    That's the whole thing. Phillips combined these reports with his archive of "184 million voting records we've collected over time," and then applied an "enormous amount of analytic capability" to produce a final list of 3 million fraudulent votes. He claims that after everything is verified, which will take a few more months, he will release his full list along with the algorithm he used. You betcha. This is so ridiculous it's basically self-debunking.

So that's where we are. Trump burbles something stupid, and then his defenders rush out to dig up evidence to support him, each defense more harebrained than the last. I can hardly wait to see what's next. Sampling the entire nation's voting records for names with diacritical marks and then comparing it to a survey of people in Toledo? Claiming the NSA has phone records of voter fraud stored at Area 51? The mind boggles.

1Even without knowing anything, it's idiotic. There are about 20 million noncitizens in the US. Trump is therefore saying that 15-25 percent of all noncitizens voted. This is fantastically beyond anything even remotely plausible.

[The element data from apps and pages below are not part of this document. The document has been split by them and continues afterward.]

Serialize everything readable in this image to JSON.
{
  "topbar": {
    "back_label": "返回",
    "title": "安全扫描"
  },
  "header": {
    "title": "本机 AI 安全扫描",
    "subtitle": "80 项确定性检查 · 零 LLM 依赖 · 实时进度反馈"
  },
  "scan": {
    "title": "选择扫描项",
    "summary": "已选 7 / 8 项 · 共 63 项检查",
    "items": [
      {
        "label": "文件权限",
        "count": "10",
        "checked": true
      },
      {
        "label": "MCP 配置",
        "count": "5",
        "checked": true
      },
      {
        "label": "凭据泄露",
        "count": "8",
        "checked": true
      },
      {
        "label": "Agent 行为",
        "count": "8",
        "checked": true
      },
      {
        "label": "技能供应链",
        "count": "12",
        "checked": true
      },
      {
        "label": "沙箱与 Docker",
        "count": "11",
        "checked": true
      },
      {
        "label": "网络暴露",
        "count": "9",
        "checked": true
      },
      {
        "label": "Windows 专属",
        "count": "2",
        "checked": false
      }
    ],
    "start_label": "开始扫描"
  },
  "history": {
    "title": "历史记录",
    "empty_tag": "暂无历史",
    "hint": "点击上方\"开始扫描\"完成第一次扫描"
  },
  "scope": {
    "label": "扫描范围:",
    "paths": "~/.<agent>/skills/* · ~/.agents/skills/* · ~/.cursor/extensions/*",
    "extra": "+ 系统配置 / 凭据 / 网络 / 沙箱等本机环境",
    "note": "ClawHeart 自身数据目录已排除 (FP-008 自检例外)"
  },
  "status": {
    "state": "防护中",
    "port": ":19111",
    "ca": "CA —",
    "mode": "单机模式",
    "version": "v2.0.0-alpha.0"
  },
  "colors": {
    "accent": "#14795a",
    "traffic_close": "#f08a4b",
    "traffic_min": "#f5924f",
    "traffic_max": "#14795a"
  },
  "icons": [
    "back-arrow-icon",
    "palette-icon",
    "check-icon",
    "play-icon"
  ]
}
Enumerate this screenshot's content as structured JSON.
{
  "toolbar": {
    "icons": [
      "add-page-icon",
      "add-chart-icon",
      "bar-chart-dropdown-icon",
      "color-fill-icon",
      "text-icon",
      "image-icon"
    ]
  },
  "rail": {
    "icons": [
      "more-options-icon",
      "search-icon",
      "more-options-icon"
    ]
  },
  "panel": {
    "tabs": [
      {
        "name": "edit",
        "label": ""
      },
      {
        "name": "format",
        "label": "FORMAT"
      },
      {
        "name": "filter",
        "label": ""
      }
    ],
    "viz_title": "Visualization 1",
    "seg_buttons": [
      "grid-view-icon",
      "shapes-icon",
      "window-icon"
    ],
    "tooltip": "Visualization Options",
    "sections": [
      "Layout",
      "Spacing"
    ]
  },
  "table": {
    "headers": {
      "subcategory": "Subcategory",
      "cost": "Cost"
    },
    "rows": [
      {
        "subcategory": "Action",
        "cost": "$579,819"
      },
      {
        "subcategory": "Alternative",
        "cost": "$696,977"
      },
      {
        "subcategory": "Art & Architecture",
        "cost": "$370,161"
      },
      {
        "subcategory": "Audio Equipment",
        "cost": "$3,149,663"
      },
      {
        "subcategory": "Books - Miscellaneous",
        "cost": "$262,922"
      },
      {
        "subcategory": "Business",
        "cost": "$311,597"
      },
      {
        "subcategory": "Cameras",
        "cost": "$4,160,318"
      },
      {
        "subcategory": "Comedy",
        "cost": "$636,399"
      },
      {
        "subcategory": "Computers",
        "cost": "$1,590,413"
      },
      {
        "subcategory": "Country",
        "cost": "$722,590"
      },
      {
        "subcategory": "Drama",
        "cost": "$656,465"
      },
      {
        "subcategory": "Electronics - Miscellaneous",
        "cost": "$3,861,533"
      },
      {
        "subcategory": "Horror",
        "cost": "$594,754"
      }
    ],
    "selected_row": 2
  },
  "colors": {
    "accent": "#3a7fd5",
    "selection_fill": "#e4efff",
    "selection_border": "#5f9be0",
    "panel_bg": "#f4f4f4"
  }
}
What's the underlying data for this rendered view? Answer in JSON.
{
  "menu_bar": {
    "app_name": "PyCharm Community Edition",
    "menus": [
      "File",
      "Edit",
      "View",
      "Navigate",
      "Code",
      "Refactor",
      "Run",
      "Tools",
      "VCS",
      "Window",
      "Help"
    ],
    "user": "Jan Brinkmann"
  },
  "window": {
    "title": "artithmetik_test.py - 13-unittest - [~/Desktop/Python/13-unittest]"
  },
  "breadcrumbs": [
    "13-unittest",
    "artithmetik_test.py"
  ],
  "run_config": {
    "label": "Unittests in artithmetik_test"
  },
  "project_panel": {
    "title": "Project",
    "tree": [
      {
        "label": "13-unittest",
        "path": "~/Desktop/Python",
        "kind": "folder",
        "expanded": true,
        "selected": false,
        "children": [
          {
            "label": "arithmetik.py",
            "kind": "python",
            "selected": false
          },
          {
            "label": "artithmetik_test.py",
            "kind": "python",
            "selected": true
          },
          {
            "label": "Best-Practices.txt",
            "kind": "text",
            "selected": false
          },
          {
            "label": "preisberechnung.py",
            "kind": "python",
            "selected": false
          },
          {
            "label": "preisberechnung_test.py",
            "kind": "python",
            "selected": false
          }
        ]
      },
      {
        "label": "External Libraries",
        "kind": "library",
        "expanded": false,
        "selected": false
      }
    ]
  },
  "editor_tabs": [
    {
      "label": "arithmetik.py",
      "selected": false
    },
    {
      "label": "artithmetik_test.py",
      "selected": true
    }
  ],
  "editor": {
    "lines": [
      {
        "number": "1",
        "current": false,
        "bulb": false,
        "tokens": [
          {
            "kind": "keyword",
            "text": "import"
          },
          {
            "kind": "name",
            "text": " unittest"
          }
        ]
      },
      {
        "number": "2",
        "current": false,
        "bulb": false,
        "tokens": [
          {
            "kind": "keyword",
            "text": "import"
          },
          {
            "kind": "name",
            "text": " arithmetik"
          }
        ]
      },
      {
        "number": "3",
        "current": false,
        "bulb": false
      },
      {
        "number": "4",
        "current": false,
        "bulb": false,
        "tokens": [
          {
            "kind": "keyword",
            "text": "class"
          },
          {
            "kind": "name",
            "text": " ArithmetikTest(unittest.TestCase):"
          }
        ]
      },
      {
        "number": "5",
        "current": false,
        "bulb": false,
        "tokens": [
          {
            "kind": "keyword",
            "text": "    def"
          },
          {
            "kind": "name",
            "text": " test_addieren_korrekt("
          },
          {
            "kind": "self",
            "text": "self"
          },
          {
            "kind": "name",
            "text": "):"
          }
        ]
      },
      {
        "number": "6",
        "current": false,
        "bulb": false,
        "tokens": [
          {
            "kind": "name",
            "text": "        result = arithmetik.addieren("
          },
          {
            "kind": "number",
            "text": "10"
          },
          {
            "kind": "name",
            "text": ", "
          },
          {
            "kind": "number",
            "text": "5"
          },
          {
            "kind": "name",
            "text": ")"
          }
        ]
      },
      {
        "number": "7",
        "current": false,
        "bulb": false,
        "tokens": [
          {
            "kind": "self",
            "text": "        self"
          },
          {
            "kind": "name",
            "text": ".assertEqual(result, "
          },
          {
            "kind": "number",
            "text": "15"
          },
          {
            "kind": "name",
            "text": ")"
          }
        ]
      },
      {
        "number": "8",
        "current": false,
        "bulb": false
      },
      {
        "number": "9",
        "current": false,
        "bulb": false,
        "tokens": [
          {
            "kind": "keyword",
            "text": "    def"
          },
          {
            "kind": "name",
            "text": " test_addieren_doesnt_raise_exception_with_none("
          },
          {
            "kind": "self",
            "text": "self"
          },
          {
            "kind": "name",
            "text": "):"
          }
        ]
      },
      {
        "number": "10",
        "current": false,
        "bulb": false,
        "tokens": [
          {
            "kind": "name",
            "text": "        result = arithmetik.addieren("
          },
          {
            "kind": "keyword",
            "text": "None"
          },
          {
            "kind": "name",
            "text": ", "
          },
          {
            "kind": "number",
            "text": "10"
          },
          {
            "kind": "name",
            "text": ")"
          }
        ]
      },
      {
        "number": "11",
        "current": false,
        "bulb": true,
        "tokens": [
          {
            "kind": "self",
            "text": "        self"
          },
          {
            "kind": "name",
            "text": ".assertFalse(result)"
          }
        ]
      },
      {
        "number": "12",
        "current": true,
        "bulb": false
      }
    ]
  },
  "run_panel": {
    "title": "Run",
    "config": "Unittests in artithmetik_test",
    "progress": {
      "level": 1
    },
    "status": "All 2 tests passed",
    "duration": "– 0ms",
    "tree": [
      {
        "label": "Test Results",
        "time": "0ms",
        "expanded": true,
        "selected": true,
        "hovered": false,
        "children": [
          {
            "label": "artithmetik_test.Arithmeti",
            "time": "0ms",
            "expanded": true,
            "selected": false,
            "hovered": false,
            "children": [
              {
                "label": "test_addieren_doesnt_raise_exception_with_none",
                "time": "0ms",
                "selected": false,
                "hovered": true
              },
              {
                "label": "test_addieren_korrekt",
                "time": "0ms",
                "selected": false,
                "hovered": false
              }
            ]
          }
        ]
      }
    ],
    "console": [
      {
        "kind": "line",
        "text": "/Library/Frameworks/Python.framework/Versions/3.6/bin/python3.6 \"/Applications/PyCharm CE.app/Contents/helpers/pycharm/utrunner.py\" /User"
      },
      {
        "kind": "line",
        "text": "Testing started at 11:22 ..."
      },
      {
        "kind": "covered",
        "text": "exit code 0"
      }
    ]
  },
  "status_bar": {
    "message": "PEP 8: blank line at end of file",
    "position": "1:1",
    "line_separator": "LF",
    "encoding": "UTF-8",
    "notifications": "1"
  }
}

Our furballs don't tend to curl up together much anymore. They still play, mostly by chasing each other around the house like crazed lemmings during the witching hour (about 8 pm or so), but I don't often get pictures of them together.

But a few days ago they were kinda sorta curled up next to each other on the bed. Luckily for you, I have an upstairs camera and a downstairs camera, so I was able to record this for posterity before they headed downstairs for the food bowl. Hopper is sporting her usual disdainful look at daddy's omnipresent camera. Teenagers. What can you do?